SPECIALITY GREEN COFFEE

Jamaican Blue Mountain

This is a classification of coffee grown in the Blue Mountains of Jamaica. The best lots of Blue Mountain coffee are noted for their smooth, balanced, mild and subtlety in flavour and lack of bitterness. Over the last several decades, this coffee has developed a reputation that has made it one of the most expensive and sought-after coffees in the world.

Guatemala Antigua

One of the very best coffees available and strictly a high bean. It is full bodied and deliciously balanced with a spicy and complex cup.

ORGANIC

Organic beans are beans that have been produced without the use of pesticides or herbicides. When roasted, it is smooth, with a slight acidity and balanced flavour.

DECAFF

Decaffeinated coffee or “decaf” is coffee that has had most of the caffeine removed. Commercially, there are two methods used to remove caffeine from coffee.

European Process

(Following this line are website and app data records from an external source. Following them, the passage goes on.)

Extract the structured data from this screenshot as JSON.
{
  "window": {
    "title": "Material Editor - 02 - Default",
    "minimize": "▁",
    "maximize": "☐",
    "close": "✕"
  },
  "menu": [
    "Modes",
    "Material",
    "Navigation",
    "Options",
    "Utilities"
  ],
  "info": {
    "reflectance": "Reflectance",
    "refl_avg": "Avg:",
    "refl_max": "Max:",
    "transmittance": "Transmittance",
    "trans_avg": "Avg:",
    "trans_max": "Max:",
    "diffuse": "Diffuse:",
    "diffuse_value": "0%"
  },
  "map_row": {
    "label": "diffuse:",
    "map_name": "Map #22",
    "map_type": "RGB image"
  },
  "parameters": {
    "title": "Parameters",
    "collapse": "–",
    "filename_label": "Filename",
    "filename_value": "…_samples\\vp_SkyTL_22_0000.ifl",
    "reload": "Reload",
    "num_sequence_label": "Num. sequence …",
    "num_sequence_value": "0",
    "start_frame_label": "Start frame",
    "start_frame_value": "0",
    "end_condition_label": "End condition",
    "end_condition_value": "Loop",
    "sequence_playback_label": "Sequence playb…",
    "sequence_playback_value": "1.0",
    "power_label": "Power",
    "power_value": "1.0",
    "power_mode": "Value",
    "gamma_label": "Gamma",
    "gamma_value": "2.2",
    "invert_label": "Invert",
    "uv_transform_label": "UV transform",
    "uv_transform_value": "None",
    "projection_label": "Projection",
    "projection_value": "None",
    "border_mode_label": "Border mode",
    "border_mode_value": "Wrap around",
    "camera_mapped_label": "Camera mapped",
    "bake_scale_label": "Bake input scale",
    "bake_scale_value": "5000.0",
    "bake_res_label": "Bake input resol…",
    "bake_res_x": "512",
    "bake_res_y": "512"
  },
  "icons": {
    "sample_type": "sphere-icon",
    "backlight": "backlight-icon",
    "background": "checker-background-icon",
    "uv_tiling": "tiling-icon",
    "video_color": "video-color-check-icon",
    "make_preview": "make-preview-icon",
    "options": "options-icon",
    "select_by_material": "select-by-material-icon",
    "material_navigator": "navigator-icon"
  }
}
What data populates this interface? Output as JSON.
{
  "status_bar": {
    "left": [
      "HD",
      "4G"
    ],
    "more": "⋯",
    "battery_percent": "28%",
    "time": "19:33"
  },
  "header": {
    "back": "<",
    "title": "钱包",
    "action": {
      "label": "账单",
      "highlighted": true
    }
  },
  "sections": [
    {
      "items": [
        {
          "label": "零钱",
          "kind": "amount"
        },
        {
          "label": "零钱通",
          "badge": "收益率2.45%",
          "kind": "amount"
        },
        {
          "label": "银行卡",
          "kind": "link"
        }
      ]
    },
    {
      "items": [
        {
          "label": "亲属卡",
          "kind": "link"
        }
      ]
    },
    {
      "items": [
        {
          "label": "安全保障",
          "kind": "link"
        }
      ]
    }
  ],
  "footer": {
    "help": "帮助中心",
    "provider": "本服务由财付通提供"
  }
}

This process originated in Europa and is the mostly used. It involves soaking the beans in water and then “washing” them in methylene
chloride to absorb the caffeine from the bean. Then the beans are rinsed clean of the chemicals, dried and shipped to the coffee roasters. This method provides decaf coffee with more flavour than the Swiss water processing. Although there is almost no trace of any chemicals left in the bean after roasting, some people are uncomfortable knowing that the coffee they are drinking was chemically processed.

Swiss Water Process

The second method is known as “Swiss water processing”. This process uses hot water and steam to remove the caffeine from the coffee instead of chemicals. The “life” of the bean is taken into the water, and then the water solution put through activated charcoal filters to remove the caffeine. Once the caffeine is removed, these same beans are then put back into the decaffeinated solution to re-absorb everything except the caffeine. The beans are then dried and shipped to the roasters. The disadvantage is that the water processing removes more than just the caffeine. Some of the oils from the coffee bean are removed as well, making it less flavourful.
We do a blend of 3 or 4 different types of Decaff coffees using the Swiss water process.